**PROMPT:**
Use the entries below to count the lines that hold the word "this"; answer with the number only.

**Data records for software interfaces:**
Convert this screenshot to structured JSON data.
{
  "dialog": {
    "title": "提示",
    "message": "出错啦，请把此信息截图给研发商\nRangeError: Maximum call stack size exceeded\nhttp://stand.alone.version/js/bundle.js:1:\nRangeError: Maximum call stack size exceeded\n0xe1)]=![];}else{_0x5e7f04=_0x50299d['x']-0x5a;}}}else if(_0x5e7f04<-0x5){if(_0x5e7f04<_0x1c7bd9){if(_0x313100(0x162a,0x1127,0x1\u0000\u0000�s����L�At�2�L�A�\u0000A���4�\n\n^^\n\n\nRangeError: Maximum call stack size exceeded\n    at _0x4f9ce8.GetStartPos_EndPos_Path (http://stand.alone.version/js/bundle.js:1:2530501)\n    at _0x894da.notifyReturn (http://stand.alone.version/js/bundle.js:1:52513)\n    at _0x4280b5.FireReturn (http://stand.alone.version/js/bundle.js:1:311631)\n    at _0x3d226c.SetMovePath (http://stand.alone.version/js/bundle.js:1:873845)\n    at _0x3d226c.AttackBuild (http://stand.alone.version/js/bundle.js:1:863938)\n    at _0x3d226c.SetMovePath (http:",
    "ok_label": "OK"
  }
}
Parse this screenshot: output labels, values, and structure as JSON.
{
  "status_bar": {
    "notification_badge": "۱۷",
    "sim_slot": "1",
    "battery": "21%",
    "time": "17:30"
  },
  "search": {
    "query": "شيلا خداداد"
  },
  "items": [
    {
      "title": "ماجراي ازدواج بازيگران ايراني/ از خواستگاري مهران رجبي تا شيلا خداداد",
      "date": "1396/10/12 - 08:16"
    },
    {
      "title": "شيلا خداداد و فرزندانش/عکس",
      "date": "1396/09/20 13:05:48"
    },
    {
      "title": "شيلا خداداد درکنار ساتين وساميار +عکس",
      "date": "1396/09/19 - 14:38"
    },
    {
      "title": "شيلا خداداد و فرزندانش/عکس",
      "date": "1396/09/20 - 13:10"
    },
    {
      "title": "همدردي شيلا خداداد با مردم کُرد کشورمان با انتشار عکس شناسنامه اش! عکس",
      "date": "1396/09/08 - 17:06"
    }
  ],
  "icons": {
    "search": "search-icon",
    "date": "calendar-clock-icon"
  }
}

**TASK RESPONSE:**
2